%%

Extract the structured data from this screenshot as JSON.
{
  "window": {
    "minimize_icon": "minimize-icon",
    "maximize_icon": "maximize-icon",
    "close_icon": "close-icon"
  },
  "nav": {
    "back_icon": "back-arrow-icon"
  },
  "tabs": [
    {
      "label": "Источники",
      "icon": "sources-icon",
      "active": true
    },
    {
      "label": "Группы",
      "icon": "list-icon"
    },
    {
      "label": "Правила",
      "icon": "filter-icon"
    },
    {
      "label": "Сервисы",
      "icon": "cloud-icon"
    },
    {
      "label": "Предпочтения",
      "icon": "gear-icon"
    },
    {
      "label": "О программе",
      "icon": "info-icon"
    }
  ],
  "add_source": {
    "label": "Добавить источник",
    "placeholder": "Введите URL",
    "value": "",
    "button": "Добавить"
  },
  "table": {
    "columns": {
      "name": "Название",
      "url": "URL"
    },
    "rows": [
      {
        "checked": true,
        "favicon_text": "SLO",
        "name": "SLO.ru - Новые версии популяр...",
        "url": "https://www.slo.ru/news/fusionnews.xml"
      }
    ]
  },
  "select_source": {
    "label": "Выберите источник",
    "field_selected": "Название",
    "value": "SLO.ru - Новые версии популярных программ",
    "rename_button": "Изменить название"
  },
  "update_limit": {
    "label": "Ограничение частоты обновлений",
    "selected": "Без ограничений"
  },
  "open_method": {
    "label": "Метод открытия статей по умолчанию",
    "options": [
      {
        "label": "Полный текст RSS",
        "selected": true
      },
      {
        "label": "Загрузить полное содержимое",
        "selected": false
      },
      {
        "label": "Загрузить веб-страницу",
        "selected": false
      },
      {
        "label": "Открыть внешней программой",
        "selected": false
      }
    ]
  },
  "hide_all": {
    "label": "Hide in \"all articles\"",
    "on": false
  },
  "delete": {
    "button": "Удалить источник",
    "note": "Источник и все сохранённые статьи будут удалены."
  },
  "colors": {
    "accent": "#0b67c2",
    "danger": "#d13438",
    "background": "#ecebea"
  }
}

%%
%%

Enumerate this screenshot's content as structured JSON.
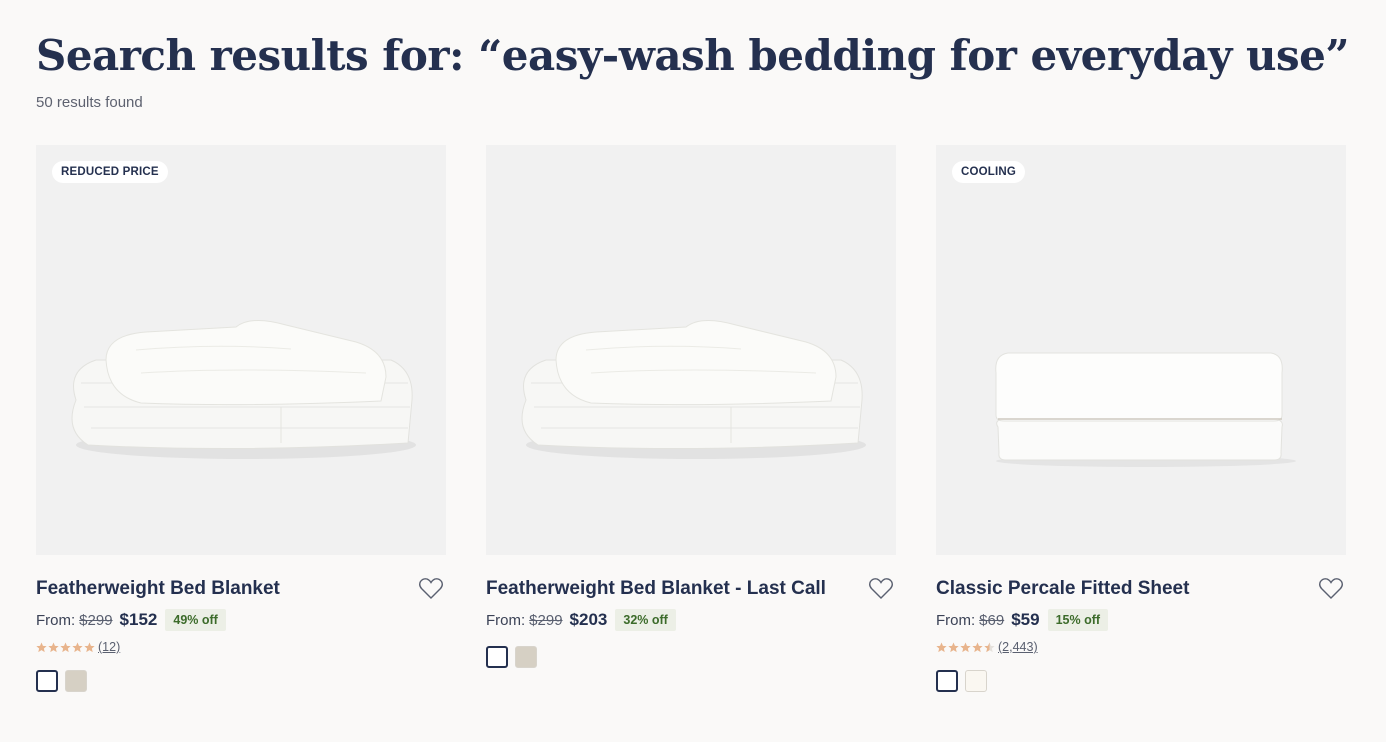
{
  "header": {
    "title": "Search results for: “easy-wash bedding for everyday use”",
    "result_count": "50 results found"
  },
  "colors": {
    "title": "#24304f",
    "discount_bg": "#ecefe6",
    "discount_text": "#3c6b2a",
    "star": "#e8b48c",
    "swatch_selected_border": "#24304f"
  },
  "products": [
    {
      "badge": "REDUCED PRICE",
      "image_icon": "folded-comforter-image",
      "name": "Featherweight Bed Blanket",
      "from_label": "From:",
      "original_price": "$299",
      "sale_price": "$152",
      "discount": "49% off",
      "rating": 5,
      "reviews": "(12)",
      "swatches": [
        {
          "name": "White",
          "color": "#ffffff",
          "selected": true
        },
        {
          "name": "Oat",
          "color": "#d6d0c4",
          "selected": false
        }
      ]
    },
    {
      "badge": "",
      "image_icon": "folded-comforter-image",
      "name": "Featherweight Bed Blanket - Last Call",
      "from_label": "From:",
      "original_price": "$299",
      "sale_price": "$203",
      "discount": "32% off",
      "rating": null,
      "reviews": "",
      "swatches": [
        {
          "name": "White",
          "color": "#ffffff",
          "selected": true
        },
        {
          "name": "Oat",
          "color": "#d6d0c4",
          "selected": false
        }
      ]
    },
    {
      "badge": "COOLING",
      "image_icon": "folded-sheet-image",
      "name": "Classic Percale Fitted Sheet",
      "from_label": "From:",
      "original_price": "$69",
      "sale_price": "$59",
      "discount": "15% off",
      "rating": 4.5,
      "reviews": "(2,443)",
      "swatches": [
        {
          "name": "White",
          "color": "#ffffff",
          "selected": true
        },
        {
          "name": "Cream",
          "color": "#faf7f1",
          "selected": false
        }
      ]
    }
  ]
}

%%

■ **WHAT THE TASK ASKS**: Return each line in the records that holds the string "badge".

■ **OUTPUT**:
      "badge": "REDUCED PRICE",
      "badge": "",
      "badge": "COOLING",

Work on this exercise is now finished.